‘We’re also hoping a successful mobile launch will help the game thrive, or at least help us keep the lights on,’ he said. This new mobile port of Duelyst is being developed in tandem with the remake.
One thing that won’t be changing, however, is the necessity for third-party infrastructure to keep the game running.
Sibon said that the team ‘have no current plans to support offline play for Duelyst. It would be difficult due to our current setup being entirely server authoritative, and anything beyond a live service game would need to be discussed with Counterplay Games first.’
The community around Duelyst has always been a big part of the story, so perhaps it’s fitting that they’re the ones writing the next chapter for the game. After all, it’s always those who are most invested in the digital card gaming space that are left to grapple with the genre’s own mortality.
Umbrella expressed mixed feelings about the revival project.

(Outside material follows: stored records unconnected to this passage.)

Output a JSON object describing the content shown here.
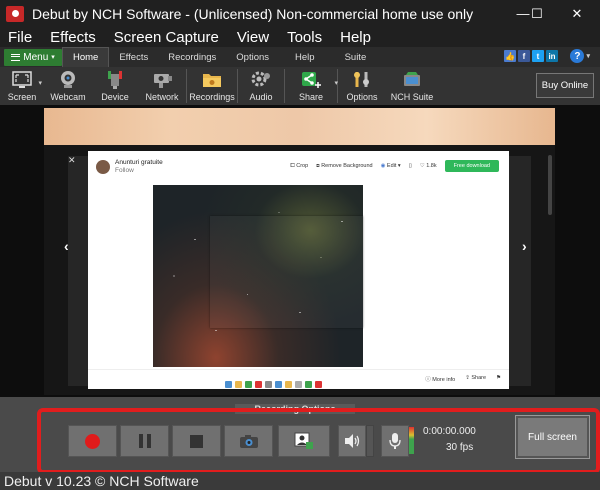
{
  "window": {
    "title": "Debut by NCH Software - (Unlicensed) Non-commercial home use only",
    "controls": {
      "minimize": "—",
      "maximize": "☐",
      "close": "✕"
    }
  },
  "menubar": [
    "File",
    "Effects",
    "Screen Capture",
    "View",
    "Tools",
    "Help"
  ],
  "ribbon": {
    "menu_label": "Menu",
    "tabs": [
      "Home",
      "Effects",
      "Recordings",
      "Options",
      "Help",
      "Suite"
    ],
    "active_tab": "Home",
    "social": [
      "like",
      "facebook",
      "twitter",
      "linkedin"
    ],
    "help_glyph": "?"
  },
  "toolbar": {
    "items": [
      {
        "label": "Screen",
        "icon": "screen-icon"
      },
      {
        "label": "Webcam",
        "icon": "webcam-icon"
      },
      {
        "label": "Device",
        "icon": "device-icon"
      },
      {
        "label": "Network",
        "icon": "network-icon"
      },
      {
        "label": "Recordings",
        "icon": "folder-icon"
      },
      {
        "label": "Audio",
        "icon": "audio-icon"
      },
      {
        "label": "Share",
        "icon": "share-icon"
      },
      {
        "label": "Options",
        "icon": "options-icon"
      },
      {
        "label": "NCH Suite",
        "icon": "suite-icon"
      }
    ],
    "buy_online": "Buy Online"
  },
  "preview": {
    "modal": {
      "username": "Anunturi gratuite",
      "follow": "Follow",
      "actions": {
        "crop": "Crop",
        "remove_bg": "Remove Background",
        "edit": "Edit",
        "likes": "1.8k",
        "free_download": "Free download"
      },
      "bottom": {
        "more_info": "More info",
        "share": "Share"
      }
    }
  },
  "recording": {
    "label": "Recording Options",
    "time": "0:00:00.000",
    "fps": "30 fps",
    "full_screen": "Full screen",
    "colors": {
      "record": "#e01b1b",
      "highlight": "#e11d1d"
    }
  },
  "status": {
    "text": "Debut v 10.23 © NCH Software"
  }
}
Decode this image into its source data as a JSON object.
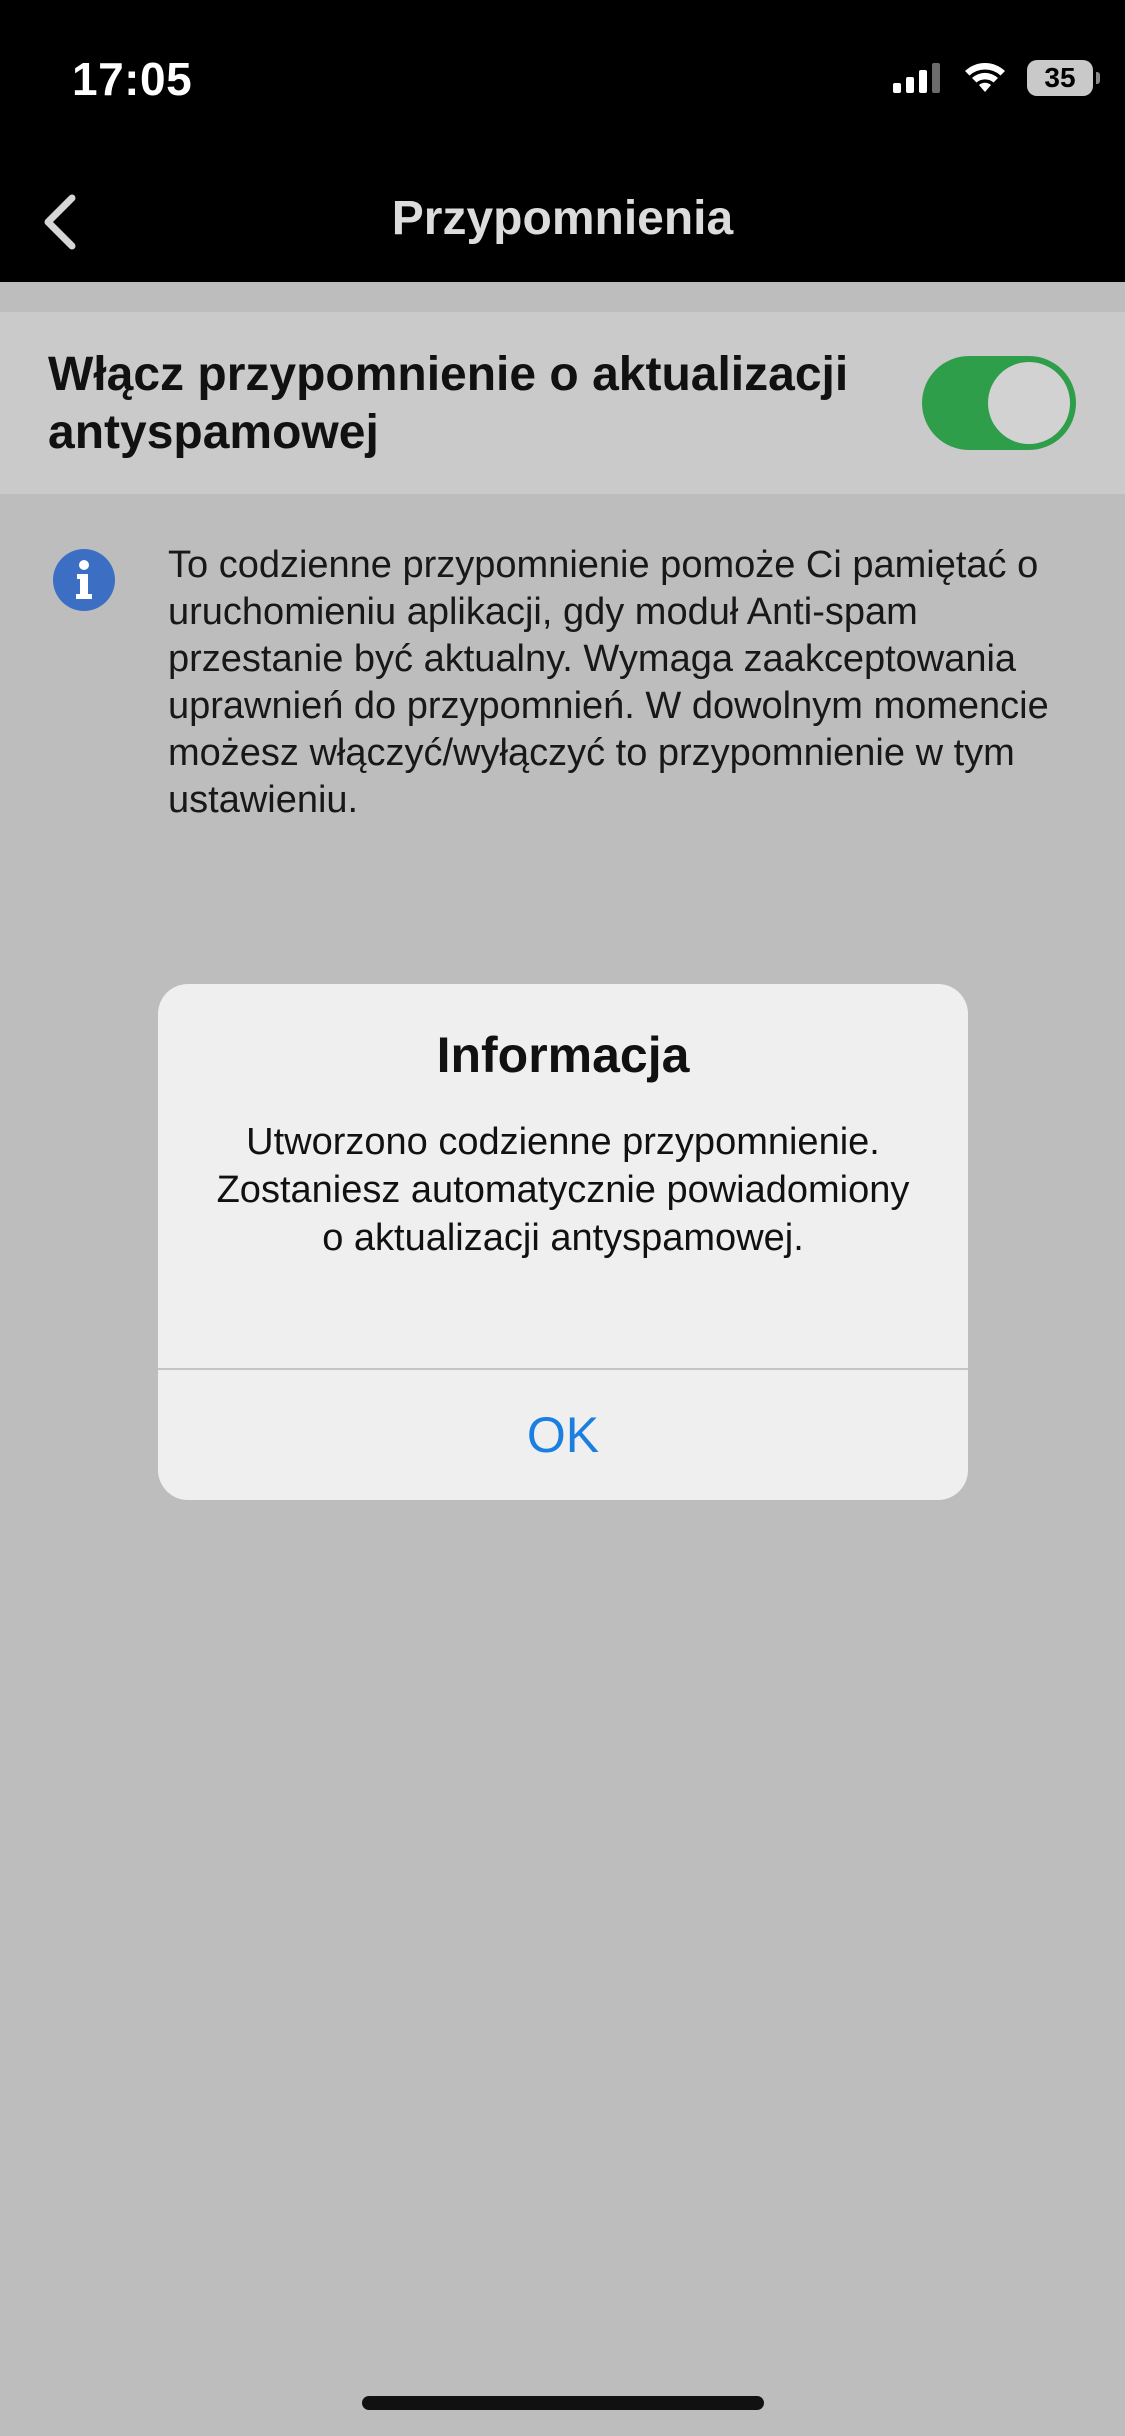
{
  "status_bar": {
    "time": "17:05",
    "battery_level": "35",
    "signal_bars": 3,
    "icons": [
      "cellular-signal-icon",
      "wifi-icon",
      "battery-icon"
    ]
  },
  "nav": {
    "back_icon": "chevron-left-icon",
    "title": "Przypomnienia"
  },
  "settings": {
    "reminder_toggle": {
      "label": "Włącz przypomnienie o aktualizacji antyspamowej",
      "is_on": true
    },
    "info": {
      "icon": "info-icon",
      "text": "To codzienne przypomnienie pomoże Ci pamiętać o uruchomieniu aplikacji, gdy moduł Anti-spam przestanie być aktualny. Wymaga zaakceptowania uprawnień do przypomnień. W dowolnym momencie możesz włączyć/wyłączyć to przypomnienie w tym ustawieniu."
    }
  },
  "alert": {
    "title": "Informacja",
    "message": "Utworzono codzienne przypomnienie. Zostaniesz automatycznie powiadomiony o aktualizacji antyspamowej.",
    "ok_label": "OK"
  },
  "colors": {
    "switch_on": "#2e9e4a",
    "alert_button": "#1a7fe0",
    "info_icon": "#3c6fc4",
    "background": "#bdbdbd"
  }
}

‘I’m very excited to be able to return to a version of a game that really means a ton to me, and to see some small community rally around it,’ they said, citing the poor track record that gaming has when it comes to preserving older works.
On the other hand, Umbrella isn’t particularly thrilled by the revisionist mindset around the project.
‘It’s also a little hard to see years of loving content made by the team sort of posited as ‘bad’ because it wasn’t from this super old, very specific patch,’ they said.
Umbrella said that it’s disheartening to see the passionate people involved with the project choosing to put themselves in a position where they’re going to run into the same problems that the game’s original development team did.
‘I wish them the best at overcoming those obstacles, but it truthfully seems naive to me,’ they said.
Perhaps the biggest question that the Duelyst community needs to answer is whether they’re actually capable of building a version of this game that attracts an audience that isn’t just them.
‘I think it’s likely they want to make sort of a niche time capsule of a specific period of Duelyst and I definitely think they can succeed on that front, but if [the] intent is to return to the former glory of Duelyst, I know they’ve got a long and difficult road ahead of them, and it sounds like it’ll take them even longer to clear it as they want to revisit old hurdles that have already been cleared for them,’ they said.
The next chapter for Duelyst might be in the hands of the community, but if they’re not careful, they could end up repeating the mistakes of the past, rather than learning from them.
Disclosure: The author of this piece was a backer in the original Kickstarter campaign for Duelyst.